Author Interview: Nan Hawthorn
I would like to introduce Author Nan Hawthorne, the winner of the B.R.A.G Medallion.
Read the entire interview at:
Nan thank you for the pleasure of this interview. You write about a period of time in our history that I’m fascinated with and would like to know more about. Please tell us about your book, An Involuntary King: A Tale of Anglo Saxon England.
An Involuntary King: A Tale of Anglo Saxon England had an unusual beginning. The year was 1964 and the place the Southeast Alaska Methodist Youth Camp far “out the road” from the capital, Juneau. I was twelve. I met a girl named Laura Burr who was a year younger. We started playing “Indian princess” with her as the princess and me as an Indian brave, the story quickly changing to something more to our liking, the queen and king of a mythic kingdom. We got into it, held a wedding and wedding supper, then had to figure out how we would continue “The Story” as we came to call it once she had gone home to her town and I to mine. It started out as letters between the royal couple, but after a couple years we realized these two needed to be where they need not have such a long distance relationship and started to write stories about them and many other characters we created. We kept at this for a few years.
About 35 years later I started a storytelling group called Ghost letters and while trying to decide what historical or fictional character to play on it, m y husband suggested I resurrect the characters from “The Story”. The stories and letters I now wrote were fun and showed me I could write fiction. So I started putting the pieces together. In the final draft I had a very grown up novel of love and betrayal, battle and friendship in an imaginary late 8th century Anglo Saxon kingdom, in the area and at about the time that the Vikings would soon start raids.
The 8th century was such a long time ago in our history. Were there any challenges you faced while researching for your book?

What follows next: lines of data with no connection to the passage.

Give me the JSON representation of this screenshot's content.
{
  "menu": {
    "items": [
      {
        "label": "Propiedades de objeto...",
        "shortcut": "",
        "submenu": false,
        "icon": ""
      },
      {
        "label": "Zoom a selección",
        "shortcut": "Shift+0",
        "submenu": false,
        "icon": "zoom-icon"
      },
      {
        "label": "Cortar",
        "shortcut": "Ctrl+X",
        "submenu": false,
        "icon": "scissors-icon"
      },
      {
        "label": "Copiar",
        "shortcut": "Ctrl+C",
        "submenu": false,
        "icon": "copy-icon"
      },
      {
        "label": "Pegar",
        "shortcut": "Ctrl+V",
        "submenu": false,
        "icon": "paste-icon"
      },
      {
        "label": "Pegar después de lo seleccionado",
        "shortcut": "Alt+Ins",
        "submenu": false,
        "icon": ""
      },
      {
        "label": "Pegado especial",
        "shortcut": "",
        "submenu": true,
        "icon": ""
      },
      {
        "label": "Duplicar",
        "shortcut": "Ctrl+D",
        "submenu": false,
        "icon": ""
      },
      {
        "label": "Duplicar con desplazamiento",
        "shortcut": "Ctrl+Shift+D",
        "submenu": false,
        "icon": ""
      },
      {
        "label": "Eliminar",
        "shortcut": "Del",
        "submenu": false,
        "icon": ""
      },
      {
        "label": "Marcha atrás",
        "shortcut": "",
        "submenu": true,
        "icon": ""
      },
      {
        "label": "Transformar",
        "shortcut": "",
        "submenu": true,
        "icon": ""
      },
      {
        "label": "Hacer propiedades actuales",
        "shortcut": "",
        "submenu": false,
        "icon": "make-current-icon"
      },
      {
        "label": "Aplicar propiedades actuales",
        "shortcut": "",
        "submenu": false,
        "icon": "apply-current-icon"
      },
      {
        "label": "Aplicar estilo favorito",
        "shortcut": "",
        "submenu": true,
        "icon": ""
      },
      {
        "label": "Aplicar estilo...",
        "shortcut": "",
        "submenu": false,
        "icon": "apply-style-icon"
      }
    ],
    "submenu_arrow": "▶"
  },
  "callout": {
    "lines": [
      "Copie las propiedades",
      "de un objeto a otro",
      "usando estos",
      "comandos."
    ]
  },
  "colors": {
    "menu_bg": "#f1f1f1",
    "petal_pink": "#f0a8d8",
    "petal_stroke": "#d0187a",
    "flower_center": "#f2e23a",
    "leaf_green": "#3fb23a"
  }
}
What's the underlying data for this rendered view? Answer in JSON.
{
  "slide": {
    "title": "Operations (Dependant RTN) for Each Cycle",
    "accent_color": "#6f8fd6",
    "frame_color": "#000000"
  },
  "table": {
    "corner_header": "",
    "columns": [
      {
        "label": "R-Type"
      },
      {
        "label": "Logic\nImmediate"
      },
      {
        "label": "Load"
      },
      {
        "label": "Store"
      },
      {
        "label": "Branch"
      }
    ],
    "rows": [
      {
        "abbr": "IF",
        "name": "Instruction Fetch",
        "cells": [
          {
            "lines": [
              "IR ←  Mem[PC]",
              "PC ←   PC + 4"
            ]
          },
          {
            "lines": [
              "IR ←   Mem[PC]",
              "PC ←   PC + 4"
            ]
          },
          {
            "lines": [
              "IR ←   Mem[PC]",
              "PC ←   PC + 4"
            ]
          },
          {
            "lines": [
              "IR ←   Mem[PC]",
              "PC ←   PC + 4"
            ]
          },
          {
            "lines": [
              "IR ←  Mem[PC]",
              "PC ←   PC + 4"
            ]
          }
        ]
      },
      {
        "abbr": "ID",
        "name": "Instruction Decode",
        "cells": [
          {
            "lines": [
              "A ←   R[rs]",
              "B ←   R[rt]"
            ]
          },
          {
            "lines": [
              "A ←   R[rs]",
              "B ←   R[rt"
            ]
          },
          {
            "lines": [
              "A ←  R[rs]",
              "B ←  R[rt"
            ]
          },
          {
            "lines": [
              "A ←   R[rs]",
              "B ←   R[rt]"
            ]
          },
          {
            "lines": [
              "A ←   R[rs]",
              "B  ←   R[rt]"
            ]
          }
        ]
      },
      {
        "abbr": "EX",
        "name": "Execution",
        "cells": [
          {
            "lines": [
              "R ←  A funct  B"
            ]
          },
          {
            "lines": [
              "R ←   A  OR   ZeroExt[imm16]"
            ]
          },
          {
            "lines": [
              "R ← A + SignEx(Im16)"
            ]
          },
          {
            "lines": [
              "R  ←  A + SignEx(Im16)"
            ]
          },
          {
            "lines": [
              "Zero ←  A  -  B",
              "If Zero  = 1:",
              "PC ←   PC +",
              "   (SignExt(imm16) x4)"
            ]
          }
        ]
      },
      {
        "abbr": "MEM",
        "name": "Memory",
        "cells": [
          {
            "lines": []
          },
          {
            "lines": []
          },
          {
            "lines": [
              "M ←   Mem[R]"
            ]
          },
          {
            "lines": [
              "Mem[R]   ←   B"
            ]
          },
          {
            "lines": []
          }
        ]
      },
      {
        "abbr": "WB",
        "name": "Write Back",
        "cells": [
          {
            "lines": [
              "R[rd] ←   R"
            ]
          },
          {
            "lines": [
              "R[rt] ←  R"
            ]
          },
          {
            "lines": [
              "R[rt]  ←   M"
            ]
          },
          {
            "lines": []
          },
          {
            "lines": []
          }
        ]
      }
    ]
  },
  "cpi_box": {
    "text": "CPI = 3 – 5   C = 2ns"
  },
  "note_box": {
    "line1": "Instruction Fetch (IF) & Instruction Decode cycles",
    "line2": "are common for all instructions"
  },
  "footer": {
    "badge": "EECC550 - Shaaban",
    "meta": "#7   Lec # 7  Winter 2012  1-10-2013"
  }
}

My first challenge was that Laura and I had pretty much created a generic medieval world based around castles and knights on horseback. I had chosen as a teen to set the stories in a period before, I thought, much was known of England, the 8th century. The first thing I learned when writing the book seriously was that there were no castles, no knights, nothing resembling the image of Arthur’s Britain. I actually had to start over and change situations and settings to match the era I had now set the stories in. I wound up adoring the Anglo Saxon period, so, as they say, it’s all good.
The second challenge was how to write realistic battle scenes. I eventually discovered Bernard Cornwell’s work on just these needs, but in the meantime I put out a call in the Society for Creative Anachronism for someone who would help me “choreograph” Anglo Saxon battles. That’s how I made the acquaintance of Jack graham, a high school teacher with whom I now have a mutual admiration society. He tells me tactics for battles and I turn them into prose. He is still with me, sad that my upcoming fourth novel has no battle in it.
I am severely visually impaired so cannot simply go to the library and do research the way most people can. So I have relied heavily on the Internet, which, thanks to my own assistive technology, is about as accessible as a medium can be. In the four years since An Involuntary King was published, the Amazon Kindle keyboard has come along with its text to speech feature and suddenly more books and other materials than I could ever have imagined are in a format I can read!